As we can see, the fourth input of the neural network has been mutated.

At this point, we have a new population.

The whole fitness assignment, selection, recombination, and mutation process is repeated until a stopping criterion is satisfied. Each generation is likely to be more adapted to the environment than the old one.

The following figure shows the typical behaviour of the successive generations. The blue line represents the mean selection error of the individuals, and the red line represents the selection error of the best individual.

As we can see, the mean selection error at each generation converges to a minimum value.

The solution to this process is the best individual ever. This corresponds to the neural network with the smallest selection error among all those we have analyzed.

In our example, the best individual is the following:

The above neural network is the selected one for our application.

Input selection is becoming a critical topic in machine learning. Many data sets contain a large number of features, so we need to select the most useful ones to be included in the neural network.

One of the most advanced methods to do that is the genetic algorithm.

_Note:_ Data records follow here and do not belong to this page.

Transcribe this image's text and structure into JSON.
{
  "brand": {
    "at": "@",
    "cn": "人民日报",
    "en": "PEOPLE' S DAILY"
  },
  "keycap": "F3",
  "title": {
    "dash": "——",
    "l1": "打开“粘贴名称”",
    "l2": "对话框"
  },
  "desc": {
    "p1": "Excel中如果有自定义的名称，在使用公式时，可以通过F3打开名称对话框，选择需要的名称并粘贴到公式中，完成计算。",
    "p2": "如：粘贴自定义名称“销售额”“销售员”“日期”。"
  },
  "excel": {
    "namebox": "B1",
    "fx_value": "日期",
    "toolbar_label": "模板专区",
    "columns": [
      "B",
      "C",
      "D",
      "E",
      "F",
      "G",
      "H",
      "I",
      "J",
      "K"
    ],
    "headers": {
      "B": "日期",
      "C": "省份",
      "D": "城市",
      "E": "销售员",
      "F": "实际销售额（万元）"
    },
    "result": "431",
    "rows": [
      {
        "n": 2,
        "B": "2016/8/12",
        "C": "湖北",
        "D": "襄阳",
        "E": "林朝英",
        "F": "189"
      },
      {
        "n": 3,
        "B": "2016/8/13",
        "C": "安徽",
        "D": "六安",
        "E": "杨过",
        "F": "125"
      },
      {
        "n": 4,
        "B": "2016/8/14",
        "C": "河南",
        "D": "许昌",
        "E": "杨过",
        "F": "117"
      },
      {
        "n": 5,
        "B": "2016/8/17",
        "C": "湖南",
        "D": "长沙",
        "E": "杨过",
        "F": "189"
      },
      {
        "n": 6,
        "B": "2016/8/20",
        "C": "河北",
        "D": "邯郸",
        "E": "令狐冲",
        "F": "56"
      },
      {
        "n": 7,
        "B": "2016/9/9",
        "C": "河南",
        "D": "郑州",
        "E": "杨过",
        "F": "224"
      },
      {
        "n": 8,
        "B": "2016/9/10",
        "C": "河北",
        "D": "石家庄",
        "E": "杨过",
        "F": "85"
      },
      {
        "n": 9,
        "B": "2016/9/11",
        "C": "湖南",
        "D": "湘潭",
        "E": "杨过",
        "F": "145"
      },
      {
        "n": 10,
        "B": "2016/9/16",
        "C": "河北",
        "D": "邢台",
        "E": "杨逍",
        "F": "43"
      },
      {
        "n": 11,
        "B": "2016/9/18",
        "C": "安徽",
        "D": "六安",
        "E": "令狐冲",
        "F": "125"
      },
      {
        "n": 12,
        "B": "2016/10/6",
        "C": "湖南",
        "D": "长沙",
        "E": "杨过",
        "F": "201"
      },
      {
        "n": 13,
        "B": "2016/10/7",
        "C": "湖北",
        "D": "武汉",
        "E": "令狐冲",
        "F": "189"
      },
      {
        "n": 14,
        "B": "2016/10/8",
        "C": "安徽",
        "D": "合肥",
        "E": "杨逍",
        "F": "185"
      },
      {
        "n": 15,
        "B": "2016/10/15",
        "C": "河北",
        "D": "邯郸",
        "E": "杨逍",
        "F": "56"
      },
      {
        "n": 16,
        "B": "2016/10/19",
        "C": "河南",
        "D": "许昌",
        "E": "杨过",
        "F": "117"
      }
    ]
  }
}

Some advantages of genetic algorithms are the following:

- They usually perform better than traditional feature selection techniques.
- Genetic algorithms can manage data sets with many features.
- They don't need specific knowledge about the problem under study.
- These algorithms can be easily parallelized in computer clusters.

And some disadvantages are:

- Genetic Algorithms might be costly in computational terms. Indeed, the evaluation of each individual requires training a model.
- These algorithms can take a long time to converge since they are stochastic.

In conclusion, genetic algorithms can select the best subset of our model's variables, but they usually require much computation.

Neural Designer implements a more advanced genetic algorithm that the one described in this post.
You can find it at the *input selection* section in the *model selection* panel.